Moving into the period of the reborn Poland, post 1989, a new exhumation theme emerges – the theme of vindication, proof and blatant curiosity. The paradigm of this new excuse to dig up the dead has to be the case of Władysław Sikorski. Sikorski died in a plane crash off Gibraltar that may or may not have been orchestrated by British Intelligence, Russian spies, or malignant Venusians. Like Mickiewicz he achieved the rare double exhumation. He was first buried in Newark-on-Trent, England shortly after his death, and reburied in Wawel Cathedral in Krakow in 1993. He was exhumed again in 2008 as part of an investigation to find out if he had been bumped off or not. The unpopular results suggested that he had died from crashing into the Mediterranean in an airplane.

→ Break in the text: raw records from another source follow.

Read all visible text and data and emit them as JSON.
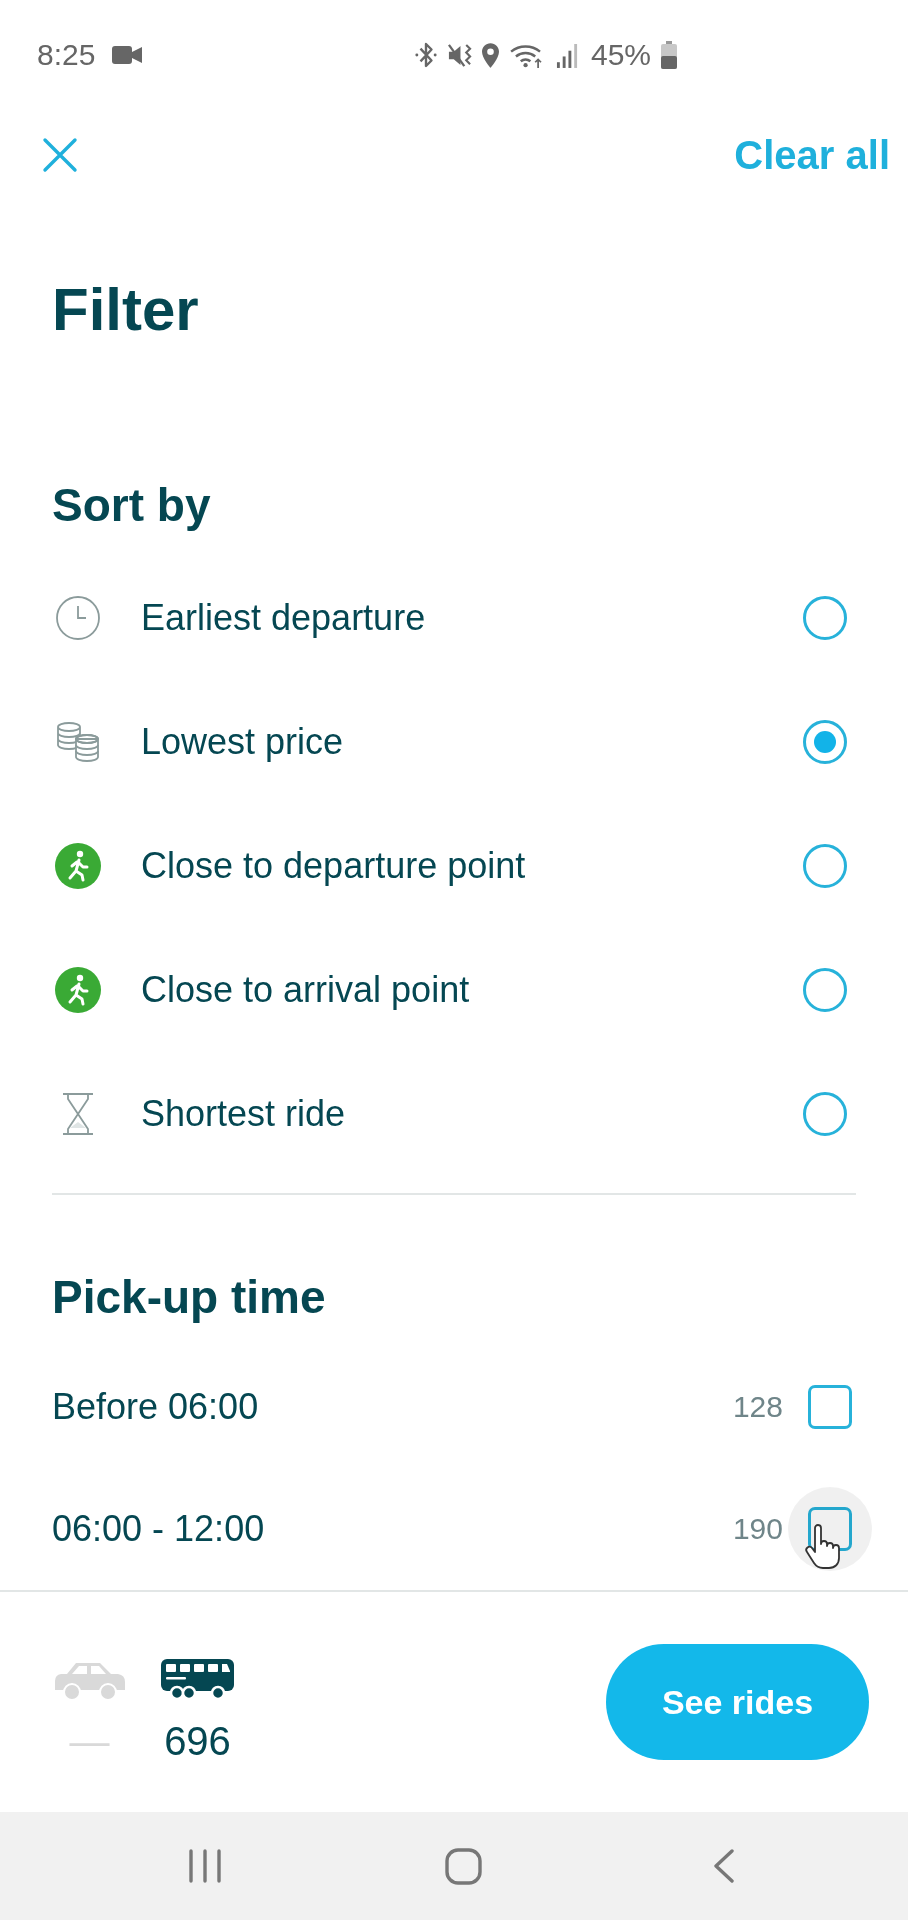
{
  "status_bar": {
    "time": "8:25",
    "battery": "45%"
  },
  "header": {
    "clear_all": "Clear all"
  },
  "title": "Filter",
  "sort": {
    "heading": "Sort by",
    "options": [
      {
        "kind": "clock",
        "label": "Earliest departure",
        "selected": false
      },
      {
        "kind": "coins",
        "label": "Lowest price",
        "selected": true
      },
      {
        "kind": "walk",
        "label": "Close to departure point",
        "selected": false
      },
      {
        "kind": "walk",
        "label": "Close to arrival point",
        "selected": false
      },
      {
        "kind": "hourglass",
        "label": "Shortest ride",
        "selected": false
      }
    ]
  },
  "pickup": {
    "heading": "Pick-up time",
    "options": [
      {
        "label": "Before 06:00",
        "count": "128",
        "checked": false,
        "pressed": false
      },
      {
        "label": "06:00 - 12:00",
        "count": "190",
        "checked": false,
        "pressed": true
      }
    ]
  },
  "footer": {
    "modes": [
      {
        "kind": "car",
        "count": "—",
        "disabled": true
      },
      {
        "kind": "bus",
        "count": "696",
        "disabled": false
      }
    ],
    "button": "See rides"
  }
}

Who knows how long it will be until somebody comes up with a new reason to unearth the general and subject him to further tests.
Sikorski – a sure candidate for the triple exhumation?
Other examples include the bizarre search for the body of Copernicus, which went on for years and finally ended with the announcement that his remains had been found in 2008. They knew he was dead, and they knew he was buried under Frombork Cathedral so exactly why they felt the need to dig up his body I am unable to fathom. Presumably it was to see if he was wearing an “I love Poland” tee-shirt thereby ending centuries of controversy over whether he was actually Polish or German.
In 2008 the Polish government was petitioned for permission to “exhume” the heart of Frédéric Chopin, which was “buried” inside a pillar of Warsaw’s Kościół świętokrzyski (Holy Cross Church) in order to find out if the composer had died of tuberculosis or cystic fibrosis, because that’s really important to know. Chopin’s heart had previously been exhumed and hidden during the war to save it from German heart thieves. The rest of Chopin’s body has been safely entombed in Paris for 160 years, but who knows.